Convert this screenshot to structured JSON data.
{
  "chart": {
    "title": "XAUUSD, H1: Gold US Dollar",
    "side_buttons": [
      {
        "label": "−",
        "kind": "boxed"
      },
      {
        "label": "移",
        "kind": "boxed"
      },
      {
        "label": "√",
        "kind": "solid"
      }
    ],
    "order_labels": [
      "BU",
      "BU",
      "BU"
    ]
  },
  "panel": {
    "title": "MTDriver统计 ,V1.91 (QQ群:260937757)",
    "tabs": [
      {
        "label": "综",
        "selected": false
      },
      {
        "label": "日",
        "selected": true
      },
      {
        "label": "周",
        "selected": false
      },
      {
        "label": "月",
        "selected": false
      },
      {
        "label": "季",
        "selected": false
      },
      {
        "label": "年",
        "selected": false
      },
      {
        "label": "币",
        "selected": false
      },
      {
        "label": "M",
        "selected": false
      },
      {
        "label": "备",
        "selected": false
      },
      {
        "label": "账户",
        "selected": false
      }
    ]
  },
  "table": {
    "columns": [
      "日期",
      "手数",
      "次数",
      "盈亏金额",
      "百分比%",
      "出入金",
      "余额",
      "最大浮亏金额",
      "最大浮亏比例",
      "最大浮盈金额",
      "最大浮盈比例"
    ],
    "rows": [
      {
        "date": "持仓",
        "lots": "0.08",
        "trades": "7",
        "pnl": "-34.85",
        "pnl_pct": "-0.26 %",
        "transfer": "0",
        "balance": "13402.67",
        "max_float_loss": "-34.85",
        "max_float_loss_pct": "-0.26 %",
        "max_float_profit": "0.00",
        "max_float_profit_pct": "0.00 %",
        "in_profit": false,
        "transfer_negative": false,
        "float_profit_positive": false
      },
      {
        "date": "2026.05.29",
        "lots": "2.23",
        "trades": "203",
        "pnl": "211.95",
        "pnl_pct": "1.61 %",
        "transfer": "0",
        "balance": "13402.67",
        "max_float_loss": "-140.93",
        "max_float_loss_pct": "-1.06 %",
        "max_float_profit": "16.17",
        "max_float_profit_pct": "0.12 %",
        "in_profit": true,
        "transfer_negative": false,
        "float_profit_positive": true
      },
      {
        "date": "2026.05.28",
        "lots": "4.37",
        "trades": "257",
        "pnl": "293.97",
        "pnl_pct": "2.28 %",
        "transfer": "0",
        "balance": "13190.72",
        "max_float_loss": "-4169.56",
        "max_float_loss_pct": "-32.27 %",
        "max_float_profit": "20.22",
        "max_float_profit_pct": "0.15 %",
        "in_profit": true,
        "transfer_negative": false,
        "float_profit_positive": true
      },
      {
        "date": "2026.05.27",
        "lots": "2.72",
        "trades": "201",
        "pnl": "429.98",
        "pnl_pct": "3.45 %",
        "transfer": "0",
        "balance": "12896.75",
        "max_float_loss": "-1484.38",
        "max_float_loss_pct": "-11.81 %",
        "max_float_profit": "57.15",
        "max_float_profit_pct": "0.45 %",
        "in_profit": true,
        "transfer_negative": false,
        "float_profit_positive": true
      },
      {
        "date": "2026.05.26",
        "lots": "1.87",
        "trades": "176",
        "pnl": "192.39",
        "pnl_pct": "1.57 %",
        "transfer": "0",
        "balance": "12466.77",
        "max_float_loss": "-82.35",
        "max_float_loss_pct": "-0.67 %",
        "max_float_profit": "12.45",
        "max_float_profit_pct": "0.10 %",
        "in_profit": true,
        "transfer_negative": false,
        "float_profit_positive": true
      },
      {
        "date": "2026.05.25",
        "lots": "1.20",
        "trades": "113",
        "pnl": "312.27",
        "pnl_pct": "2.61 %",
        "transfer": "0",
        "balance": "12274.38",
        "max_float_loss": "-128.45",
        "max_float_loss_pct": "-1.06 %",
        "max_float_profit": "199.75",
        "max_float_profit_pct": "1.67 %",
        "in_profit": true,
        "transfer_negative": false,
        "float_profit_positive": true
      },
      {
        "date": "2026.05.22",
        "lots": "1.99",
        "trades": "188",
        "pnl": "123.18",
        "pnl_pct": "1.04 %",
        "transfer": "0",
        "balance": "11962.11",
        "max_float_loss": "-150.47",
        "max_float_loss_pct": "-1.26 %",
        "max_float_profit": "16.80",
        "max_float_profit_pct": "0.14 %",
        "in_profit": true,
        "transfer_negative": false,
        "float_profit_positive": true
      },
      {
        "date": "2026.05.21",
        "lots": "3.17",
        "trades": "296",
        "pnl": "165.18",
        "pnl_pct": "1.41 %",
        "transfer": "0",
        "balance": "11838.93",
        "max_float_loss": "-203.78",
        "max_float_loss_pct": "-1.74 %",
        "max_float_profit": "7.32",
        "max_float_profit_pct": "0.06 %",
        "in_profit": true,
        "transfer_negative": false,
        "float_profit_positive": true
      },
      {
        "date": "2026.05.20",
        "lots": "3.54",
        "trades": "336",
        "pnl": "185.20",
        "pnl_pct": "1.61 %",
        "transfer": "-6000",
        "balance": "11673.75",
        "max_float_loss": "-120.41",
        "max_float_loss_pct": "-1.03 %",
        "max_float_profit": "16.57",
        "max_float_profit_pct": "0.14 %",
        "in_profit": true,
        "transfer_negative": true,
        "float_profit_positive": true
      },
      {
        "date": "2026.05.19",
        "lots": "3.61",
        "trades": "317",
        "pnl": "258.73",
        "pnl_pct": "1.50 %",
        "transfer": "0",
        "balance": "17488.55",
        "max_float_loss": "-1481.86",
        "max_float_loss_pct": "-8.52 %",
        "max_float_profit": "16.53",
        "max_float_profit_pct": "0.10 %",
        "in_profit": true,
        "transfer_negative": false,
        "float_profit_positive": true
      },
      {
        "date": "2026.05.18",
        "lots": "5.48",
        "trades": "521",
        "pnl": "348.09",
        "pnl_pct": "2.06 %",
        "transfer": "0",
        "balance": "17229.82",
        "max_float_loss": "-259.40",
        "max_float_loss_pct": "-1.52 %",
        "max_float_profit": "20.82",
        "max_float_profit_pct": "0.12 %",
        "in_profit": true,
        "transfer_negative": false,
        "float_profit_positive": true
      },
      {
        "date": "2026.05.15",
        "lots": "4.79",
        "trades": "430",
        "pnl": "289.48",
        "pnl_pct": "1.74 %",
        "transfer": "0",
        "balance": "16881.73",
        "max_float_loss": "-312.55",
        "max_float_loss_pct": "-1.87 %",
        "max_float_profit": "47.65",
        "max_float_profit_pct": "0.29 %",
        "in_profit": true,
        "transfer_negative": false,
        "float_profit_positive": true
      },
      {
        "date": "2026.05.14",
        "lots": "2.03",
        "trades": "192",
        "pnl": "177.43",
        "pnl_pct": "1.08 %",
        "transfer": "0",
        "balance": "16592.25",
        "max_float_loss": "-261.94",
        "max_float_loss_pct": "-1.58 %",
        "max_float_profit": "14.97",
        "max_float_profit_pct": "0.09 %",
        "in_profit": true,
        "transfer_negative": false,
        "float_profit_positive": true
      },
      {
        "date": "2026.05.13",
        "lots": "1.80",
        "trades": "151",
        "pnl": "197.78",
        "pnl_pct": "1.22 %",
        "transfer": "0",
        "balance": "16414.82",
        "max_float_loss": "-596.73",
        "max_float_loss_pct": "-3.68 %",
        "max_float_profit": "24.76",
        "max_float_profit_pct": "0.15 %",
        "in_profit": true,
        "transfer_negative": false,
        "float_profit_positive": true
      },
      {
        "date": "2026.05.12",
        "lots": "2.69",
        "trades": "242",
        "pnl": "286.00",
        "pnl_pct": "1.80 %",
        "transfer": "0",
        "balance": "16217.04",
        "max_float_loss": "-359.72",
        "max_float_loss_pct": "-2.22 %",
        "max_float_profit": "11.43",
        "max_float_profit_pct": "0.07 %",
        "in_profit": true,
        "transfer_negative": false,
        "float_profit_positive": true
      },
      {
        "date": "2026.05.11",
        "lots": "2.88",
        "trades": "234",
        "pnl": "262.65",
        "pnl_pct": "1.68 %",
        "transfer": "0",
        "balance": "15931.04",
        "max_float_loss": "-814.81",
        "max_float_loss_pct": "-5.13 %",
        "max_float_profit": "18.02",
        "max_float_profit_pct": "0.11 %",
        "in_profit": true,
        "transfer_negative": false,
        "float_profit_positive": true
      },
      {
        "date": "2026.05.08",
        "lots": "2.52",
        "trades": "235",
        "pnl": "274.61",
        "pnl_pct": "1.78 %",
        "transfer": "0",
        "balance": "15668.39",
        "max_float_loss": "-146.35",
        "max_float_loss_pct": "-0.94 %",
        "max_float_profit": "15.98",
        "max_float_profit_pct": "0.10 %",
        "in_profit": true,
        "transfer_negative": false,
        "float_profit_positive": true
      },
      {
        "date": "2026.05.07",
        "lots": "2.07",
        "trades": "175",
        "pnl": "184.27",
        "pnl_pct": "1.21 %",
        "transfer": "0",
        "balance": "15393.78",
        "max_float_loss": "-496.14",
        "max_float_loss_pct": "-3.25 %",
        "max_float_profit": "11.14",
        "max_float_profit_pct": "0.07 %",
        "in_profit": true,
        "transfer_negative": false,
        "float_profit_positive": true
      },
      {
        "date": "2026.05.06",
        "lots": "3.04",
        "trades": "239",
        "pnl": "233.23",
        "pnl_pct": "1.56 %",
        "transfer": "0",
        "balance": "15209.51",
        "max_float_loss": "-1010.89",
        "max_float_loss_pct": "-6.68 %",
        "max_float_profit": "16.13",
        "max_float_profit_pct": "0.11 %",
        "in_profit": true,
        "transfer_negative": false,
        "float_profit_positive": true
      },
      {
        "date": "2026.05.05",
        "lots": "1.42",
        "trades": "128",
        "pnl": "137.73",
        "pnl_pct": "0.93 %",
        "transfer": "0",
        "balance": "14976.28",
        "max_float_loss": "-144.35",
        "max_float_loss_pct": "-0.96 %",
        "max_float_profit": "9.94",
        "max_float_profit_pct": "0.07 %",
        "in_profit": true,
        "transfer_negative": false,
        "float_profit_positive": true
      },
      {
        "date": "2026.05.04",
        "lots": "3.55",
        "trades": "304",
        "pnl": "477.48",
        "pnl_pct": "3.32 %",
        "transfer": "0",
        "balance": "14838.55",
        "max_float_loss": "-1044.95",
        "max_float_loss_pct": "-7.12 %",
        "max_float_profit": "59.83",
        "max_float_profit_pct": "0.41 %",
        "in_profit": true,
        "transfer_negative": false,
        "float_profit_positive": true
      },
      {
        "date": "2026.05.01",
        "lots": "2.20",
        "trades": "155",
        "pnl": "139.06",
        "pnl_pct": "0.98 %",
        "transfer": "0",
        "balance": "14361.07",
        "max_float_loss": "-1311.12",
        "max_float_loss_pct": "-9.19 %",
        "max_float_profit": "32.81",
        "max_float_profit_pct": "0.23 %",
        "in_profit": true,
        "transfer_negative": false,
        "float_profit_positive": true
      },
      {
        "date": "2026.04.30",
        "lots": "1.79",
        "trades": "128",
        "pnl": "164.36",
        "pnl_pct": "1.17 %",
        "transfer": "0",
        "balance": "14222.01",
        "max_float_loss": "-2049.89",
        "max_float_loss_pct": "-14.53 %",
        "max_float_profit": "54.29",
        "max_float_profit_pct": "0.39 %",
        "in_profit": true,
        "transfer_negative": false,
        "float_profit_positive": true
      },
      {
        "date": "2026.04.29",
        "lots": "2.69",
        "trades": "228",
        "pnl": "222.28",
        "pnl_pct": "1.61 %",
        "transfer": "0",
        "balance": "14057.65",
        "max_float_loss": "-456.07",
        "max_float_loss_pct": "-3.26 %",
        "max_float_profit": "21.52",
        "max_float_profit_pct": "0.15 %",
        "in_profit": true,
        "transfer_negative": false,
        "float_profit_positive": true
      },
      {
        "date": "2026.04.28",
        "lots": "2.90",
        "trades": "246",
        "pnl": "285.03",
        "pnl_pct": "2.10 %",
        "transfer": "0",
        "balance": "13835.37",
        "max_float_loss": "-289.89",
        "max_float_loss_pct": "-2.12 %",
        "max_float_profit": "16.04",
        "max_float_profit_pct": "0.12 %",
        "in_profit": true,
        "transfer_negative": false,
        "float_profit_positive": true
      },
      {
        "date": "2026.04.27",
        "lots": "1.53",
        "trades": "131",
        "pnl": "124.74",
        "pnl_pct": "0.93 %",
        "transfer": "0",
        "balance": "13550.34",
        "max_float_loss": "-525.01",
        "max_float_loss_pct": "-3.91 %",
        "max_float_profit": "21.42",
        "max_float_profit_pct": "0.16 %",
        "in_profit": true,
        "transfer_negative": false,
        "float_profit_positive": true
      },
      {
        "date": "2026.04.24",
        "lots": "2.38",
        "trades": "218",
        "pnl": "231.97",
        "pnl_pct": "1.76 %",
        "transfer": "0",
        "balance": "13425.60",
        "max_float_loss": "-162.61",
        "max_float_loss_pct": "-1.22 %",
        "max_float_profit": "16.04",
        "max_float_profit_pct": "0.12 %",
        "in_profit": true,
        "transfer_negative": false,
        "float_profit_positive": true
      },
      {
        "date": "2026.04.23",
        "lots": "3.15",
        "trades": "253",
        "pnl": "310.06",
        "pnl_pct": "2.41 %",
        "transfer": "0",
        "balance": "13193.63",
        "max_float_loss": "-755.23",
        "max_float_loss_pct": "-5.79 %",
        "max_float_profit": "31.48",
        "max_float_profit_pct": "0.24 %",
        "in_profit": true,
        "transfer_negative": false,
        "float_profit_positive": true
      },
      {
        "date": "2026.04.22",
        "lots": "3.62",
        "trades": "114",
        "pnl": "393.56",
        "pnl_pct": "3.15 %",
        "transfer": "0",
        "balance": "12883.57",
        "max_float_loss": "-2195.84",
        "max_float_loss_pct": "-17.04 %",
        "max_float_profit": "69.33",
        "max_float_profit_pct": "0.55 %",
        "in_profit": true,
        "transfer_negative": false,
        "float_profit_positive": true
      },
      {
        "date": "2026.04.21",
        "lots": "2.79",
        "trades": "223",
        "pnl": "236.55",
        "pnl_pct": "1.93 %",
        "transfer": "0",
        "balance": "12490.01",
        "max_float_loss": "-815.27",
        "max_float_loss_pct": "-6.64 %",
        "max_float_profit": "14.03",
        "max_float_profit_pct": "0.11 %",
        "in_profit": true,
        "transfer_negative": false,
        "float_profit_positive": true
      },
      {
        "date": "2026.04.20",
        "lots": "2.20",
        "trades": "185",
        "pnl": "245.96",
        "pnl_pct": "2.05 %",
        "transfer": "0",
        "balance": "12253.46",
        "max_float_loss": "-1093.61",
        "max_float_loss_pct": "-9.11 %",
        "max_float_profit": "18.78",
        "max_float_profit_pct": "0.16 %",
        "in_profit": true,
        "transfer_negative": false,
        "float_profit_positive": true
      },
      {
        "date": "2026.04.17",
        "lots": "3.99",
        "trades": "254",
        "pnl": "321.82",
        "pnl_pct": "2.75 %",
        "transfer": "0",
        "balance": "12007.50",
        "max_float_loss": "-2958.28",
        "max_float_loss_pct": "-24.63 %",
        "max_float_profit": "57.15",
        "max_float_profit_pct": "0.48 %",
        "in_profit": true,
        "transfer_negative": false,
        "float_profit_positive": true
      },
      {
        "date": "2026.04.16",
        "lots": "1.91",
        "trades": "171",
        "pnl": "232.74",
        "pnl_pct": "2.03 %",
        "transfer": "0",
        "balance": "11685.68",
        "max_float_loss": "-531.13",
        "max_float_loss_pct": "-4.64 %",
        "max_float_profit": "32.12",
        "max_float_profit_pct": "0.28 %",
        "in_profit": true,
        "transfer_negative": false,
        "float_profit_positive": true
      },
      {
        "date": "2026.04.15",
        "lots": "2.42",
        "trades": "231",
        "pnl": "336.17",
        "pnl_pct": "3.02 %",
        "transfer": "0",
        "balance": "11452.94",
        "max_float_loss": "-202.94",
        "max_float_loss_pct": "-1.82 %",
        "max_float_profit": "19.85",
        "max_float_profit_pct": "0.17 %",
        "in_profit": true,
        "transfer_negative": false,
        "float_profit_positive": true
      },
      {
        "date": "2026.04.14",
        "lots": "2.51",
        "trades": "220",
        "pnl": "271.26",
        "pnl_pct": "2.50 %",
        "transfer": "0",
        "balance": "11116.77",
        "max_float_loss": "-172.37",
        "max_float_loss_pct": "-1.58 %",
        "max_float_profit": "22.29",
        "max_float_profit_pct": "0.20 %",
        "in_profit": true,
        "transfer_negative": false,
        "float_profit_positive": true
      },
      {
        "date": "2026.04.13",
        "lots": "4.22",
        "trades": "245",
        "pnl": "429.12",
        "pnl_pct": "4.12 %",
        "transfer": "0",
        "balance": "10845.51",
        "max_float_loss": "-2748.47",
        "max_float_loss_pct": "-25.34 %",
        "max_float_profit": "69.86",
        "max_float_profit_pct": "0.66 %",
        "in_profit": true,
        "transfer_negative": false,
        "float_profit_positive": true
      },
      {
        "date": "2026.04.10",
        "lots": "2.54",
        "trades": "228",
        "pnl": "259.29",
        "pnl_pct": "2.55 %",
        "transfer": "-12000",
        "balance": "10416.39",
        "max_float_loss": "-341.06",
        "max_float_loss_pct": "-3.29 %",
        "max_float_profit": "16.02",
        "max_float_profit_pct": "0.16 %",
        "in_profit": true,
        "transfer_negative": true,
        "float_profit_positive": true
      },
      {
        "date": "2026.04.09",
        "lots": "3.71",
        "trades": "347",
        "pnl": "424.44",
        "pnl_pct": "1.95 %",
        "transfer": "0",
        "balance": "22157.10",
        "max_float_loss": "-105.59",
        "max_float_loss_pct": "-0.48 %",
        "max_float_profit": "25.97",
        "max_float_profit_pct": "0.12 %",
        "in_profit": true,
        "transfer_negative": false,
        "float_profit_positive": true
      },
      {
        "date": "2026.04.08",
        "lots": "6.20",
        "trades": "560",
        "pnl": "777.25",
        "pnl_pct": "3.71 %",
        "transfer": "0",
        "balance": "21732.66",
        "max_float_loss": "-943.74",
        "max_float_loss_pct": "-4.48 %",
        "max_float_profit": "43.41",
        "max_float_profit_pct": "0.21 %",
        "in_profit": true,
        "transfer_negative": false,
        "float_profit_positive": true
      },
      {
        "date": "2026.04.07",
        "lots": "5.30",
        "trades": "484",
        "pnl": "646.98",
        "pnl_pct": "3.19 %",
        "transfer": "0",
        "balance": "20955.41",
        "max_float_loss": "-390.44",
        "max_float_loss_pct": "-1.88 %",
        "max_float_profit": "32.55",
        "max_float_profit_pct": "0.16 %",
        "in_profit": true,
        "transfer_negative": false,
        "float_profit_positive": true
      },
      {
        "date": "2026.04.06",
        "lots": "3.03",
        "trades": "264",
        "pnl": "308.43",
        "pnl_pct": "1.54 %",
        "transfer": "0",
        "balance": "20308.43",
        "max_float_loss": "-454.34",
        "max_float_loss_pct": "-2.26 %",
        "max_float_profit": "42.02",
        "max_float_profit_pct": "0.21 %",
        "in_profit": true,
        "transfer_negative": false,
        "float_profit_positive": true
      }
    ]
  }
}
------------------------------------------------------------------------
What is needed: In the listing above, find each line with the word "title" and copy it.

Task output:
    "title": "XAUUSD, H1: Gold US Dollar",
    "title": "MTDriver统计 ,V1.91 (QQ群:260937757)",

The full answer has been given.